I have watched this film every Christmas for the last five years or so, since I discovered it and will definitely be watching it again this year. I give it 5/5.

Venom and Johnny English Strikes Again Review

Hello readers,

I know that this is my first post in over a month but due to going back to university, I haven’t been to the cinema that much. A couple of weeks ago, I did however see the highly anticipated anti-hero film Venom and the third instalment of the Johnny English films. I remember seeing the second one in the cinema when I was 12 so I thought it would only be right to see this one in the cinema too.


Tom Hardy in Venom (2018)

This new anti-hero film has changed the game for the superhero genre. Eddie Brock a journalist whose life goes downhill after investigating a laboratory trying to harness the power of symbiotes. He accidentally joins with an alien called Venom and gains immense skills and strength.

Set in San Francisco made a refreshing change from the Avengers setting of New York. The humanisation of Venom talking through Eddie adds a comedy element to the film. Tom Hardy plays the ‘bad boy’ character very well as was evident in Legend (2015) but his resistance to Venom killing and hurting people shows that Eddie does have heart. He also tries working with Venom instead of rejecting him completely.

Many critics wrote off the film but as a fan of Marvel and comic book films, I really enjoyed it. It had the right amount of action, comedy, special effects, rebellion against evil corporations and romance. As the superhero genre had really taken off in the past few years, perhaps critics are getting annoyed at reviewing films that won’t win any high profile awards.

I liked the romance between Eddie and Anne, it added a softness to a pretty intense film. When she leaves Eddie, it truly breaks his heart and is motive for his revenge on Carlton Drake’s empire.

Overall I think this film is great for any Tom Hardy or superhero movie fans but not one to watch if you like something clever. 4/5.


Tom Hardy (Inception) as Eddie Brock / Venom

Michelle Williams (Blue Valentine) as Anne Weying
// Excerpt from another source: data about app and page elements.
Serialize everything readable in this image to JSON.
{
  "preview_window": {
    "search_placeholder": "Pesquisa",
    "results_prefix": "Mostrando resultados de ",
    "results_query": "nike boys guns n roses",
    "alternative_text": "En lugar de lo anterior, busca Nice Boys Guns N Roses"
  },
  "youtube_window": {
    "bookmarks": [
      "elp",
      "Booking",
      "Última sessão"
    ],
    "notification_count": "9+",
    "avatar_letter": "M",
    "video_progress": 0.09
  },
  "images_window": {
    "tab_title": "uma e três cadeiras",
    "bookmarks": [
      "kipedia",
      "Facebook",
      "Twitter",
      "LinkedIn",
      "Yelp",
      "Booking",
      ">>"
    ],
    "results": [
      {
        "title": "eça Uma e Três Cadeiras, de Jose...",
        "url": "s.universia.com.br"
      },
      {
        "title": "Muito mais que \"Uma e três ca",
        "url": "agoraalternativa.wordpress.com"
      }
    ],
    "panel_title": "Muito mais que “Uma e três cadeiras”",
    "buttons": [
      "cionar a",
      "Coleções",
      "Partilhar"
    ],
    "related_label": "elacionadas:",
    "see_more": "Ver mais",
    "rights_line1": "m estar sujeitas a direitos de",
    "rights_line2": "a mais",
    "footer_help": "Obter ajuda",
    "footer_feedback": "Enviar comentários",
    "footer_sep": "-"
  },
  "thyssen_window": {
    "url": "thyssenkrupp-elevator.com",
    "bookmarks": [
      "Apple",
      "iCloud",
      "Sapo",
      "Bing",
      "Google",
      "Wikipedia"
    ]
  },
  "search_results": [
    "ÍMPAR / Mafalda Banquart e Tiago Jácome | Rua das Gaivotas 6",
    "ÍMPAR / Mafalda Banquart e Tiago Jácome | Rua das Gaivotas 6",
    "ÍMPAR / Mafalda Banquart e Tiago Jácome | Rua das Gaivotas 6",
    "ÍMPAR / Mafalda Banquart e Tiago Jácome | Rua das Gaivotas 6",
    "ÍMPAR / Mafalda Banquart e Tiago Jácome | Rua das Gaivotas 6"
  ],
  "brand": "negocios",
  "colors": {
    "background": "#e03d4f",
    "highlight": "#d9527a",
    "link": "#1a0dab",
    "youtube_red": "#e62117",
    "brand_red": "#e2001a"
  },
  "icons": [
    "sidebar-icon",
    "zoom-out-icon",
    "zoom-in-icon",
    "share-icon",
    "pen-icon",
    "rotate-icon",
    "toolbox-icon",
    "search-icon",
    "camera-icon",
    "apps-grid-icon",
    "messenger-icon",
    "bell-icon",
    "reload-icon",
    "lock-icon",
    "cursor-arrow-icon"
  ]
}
Riz Ahmed (Rogue One) as Carlton Drake / Riot

Scott Haze (Child of God) as Security Chief Roland Treece

Jenny Slate (Zootropolis) as Dr. Dora Skirth

Peggy Lu (Awkward) as Mrs Chen
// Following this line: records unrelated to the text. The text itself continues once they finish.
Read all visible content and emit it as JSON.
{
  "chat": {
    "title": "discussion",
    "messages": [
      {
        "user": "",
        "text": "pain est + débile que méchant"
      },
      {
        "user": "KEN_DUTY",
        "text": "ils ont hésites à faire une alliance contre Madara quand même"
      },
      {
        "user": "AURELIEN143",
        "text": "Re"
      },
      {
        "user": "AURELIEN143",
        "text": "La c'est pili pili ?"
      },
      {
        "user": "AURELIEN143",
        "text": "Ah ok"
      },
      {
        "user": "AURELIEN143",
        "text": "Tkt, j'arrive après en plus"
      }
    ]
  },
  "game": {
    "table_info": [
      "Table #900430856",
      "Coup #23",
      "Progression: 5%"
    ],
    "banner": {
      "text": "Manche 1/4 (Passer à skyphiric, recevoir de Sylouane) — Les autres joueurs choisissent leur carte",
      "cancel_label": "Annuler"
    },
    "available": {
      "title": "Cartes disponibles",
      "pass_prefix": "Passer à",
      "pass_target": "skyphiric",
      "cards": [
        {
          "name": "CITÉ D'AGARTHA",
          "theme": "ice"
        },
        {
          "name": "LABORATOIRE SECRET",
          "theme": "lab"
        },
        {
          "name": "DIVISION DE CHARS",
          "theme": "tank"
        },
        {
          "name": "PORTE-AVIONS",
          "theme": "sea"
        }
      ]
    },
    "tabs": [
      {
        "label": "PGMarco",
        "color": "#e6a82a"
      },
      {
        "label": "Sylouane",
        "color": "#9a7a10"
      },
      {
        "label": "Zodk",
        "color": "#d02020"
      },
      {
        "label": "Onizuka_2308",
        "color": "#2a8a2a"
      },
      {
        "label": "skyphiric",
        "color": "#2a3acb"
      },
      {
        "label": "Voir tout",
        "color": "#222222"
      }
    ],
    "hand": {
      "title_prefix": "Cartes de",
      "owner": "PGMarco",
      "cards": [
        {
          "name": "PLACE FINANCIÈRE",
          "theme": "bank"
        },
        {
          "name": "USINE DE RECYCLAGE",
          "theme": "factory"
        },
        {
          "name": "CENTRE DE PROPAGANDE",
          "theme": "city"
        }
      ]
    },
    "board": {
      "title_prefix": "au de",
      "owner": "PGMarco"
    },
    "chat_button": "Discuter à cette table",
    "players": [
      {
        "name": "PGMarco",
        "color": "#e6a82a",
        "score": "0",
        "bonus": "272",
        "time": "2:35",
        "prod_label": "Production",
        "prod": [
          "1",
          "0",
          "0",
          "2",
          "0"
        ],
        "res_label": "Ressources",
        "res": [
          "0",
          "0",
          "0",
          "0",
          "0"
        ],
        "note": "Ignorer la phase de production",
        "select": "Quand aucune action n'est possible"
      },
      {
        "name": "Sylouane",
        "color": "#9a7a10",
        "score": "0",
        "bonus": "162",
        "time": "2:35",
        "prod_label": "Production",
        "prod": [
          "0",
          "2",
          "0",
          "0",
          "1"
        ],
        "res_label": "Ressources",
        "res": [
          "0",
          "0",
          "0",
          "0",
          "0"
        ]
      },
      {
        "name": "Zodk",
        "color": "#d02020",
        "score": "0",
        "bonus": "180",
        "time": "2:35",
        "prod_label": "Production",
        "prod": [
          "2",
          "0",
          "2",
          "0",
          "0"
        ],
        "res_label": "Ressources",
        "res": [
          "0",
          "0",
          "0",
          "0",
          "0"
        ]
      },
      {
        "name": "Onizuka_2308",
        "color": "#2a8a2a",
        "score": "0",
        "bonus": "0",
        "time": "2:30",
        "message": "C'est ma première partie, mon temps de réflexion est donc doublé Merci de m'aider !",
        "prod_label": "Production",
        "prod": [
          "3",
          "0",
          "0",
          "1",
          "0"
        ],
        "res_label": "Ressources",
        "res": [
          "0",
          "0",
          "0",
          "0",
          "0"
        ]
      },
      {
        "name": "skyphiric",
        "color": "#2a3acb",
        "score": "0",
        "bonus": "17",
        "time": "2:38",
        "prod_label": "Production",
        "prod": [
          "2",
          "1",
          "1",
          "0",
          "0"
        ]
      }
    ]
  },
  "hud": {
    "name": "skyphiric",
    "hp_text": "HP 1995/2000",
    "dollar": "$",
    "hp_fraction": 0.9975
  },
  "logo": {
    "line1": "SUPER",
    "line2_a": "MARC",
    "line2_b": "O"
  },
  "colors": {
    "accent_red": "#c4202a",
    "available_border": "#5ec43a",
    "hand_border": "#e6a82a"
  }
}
Johnny English Strikes Again

Rowan Atkinson in Johnny English Strikes Again (2018)

The third instalment of the Johnny English trilogy picks up years later when Johnny has retired from the world of espionage to become a geography teacher. He however has not taught his students much geography. The film starts with Mr English teaching all his young students how to be a spy.
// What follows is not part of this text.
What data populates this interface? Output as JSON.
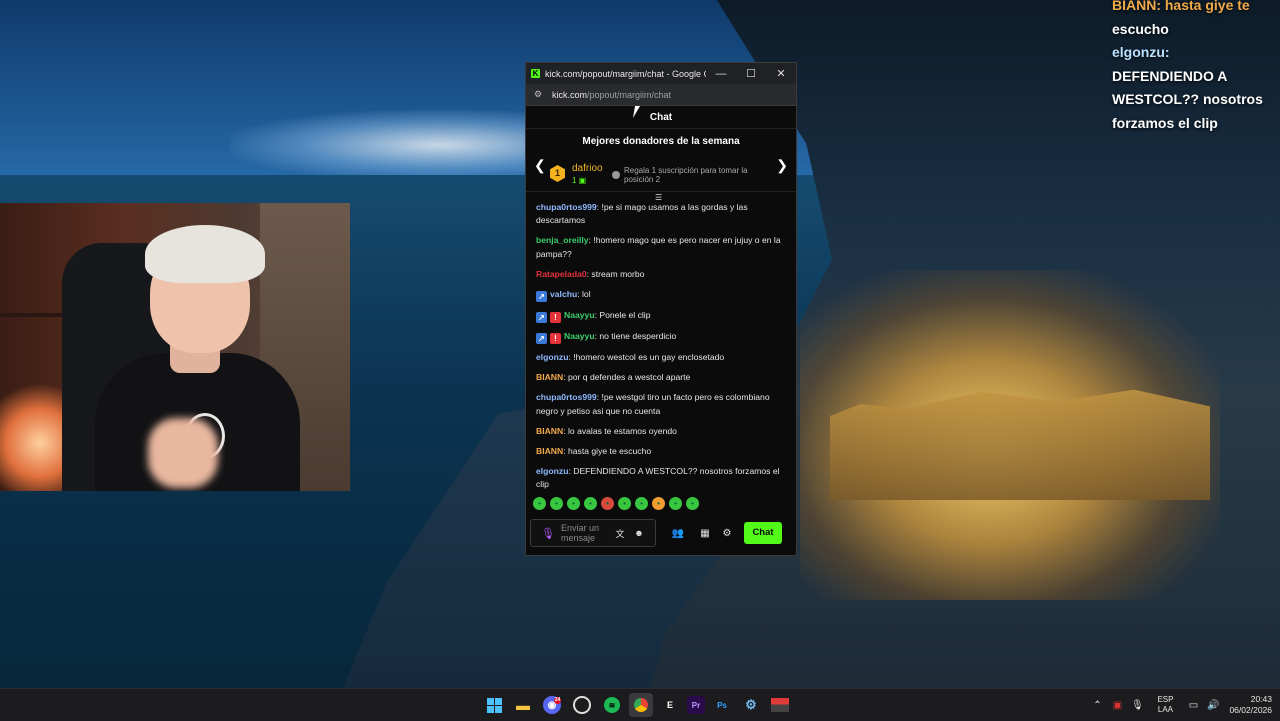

When all the identities of all the MI7 agents are revealed to the public, the Prime Minister reluctantly recruits English to investigate. Reunited with his sidekick Bough, English travels to the South of France to find the source of the hackers.

Meanwhile, tech genius Jason is proposing an update for the British Government’s systems but is actually the bad guy and is trying to disable the country’s internet.

Johnny English of course would not be complete without laugh out loud gags and scenarios. Some of the best ones in this film include English setting a French restaurant on fire attempting to cook prawns, dancing for a whole night non stop, using virtual reality and accidentally throwing someone off an open top bus and wearing a full knight’s armour.

Rowan Atkinson is hilarious as always and the addition of Emma Thompson as the Prime Minister means their scenes together are comedy gold.

Overall a great family film with a laugh a minute. Comedy films don’t really include much slapstick and visual gags anymore so a reminder of the old days is welcome with Johnny English.


Rowan Atkinson (Bean) as Johnny English

Olga Kurylenko (Quantum of Solace) as Ophelia

Emma Thompson (Sense and Sensibility) as Prime Minister

Jake Lacy (Carol) as Jason

Ben Miller (Paddington 2) as Bough

Adam James (Doctor Foster) as Pegasus

Other films I have enjoyed recently are American Animals (2018) starring Evan Peters, Heathers (1989) starring Winona Ryder, The Social Network (2010) starring Jesse Eisenberg and BlacKkKlansman (2018) starring John David Washington.

Happy Watching

Robyn 🙂